We’ve made some progress towards understanding how Dantig got its name, but the big question remains. Why did the mountain that features in the Jinaputra-arthasiddhi-sūtra became associated with the valley of Dantig in Amdo in the first place? Are there comparable cases in Tibet or China of Jātaka stories being linked to local sites? I’ll leave these questions open for now.


The Sutra
(Ārya) Jinaputra-arthasiddhi-siddhi-sūtra:
Tibetan version: ‘Phags pa rgyal bu don grub kyi mdo (no.1020 in the Peking bka’ ‘gyur).
Chinese version: Taizi Xudanuo jing 太子須大拏經 (vol 3, no. 171 in the Taisho Tripitaka).

Other References
1. Brag dgon pa dkon mchog bstan po rab rgyas. Mdo smad chos ‘byung, or, Yul mdo smad kyi ljongs su thub bstan rin po che ji ltar dar ba’i tshul gsal bar brjod pa deb ther rgya mtsho. Rig gnas myur skyon dpe mdzod khang. n.p. n.d. (see pp.222-3).
2. Durt, Hubert. 1999. ‘The offering of the children of prince Viśvantara / Sudāna in the Chinese Tradition’. Journal of the International College for Postgraduate Buddhist Studies 2: 266–309.

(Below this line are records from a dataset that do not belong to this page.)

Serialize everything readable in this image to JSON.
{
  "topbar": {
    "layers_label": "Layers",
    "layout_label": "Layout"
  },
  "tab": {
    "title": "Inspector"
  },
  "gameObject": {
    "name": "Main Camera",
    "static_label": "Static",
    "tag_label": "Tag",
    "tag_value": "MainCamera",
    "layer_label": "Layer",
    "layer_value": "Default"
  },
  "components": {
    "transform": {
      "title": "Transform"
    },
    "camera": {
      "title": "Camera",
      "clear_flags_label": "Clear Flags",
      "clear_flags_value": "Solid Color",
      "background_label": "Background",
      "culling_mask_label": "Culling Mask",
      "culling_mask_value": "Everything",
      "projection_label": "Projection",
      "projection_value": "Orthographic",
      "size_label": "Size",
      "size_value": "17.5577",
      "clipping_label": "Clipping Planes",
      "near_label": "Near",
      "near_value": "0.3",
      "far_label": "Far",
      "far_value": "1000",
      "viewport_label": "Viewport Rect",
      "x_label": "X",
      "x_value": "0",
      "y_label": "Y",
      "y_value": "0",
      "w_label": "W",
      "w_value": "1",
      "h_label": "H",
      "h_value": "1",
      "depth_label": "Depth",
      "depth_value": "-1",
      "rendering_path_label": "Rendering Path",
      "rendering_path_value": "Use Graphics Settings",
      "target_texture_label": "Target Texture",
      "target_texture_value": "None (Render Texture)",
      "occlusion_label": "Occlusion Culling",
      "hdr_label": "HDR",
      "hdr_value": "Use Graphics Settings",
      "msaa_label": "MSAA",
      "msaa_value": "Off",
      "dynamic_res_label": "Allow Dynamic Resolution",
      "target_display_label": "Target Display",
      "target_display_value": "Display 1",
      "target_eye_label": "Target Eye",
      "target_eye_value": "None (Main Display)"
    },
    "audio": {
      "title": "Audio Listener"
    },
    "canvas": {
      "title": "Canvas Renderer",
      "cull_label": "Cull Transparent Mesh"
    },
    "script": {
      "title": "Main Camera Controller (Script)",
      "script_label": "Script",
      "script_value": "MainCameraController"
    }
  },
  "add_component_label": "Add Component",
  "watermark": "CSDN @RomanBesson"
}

Photographs
1. The approach to the Dantig valley, looking back over the neighbouring valley, (c) Imre Galambos.
2. The cave temple of Gelong Achuda (c) Imre Galambos.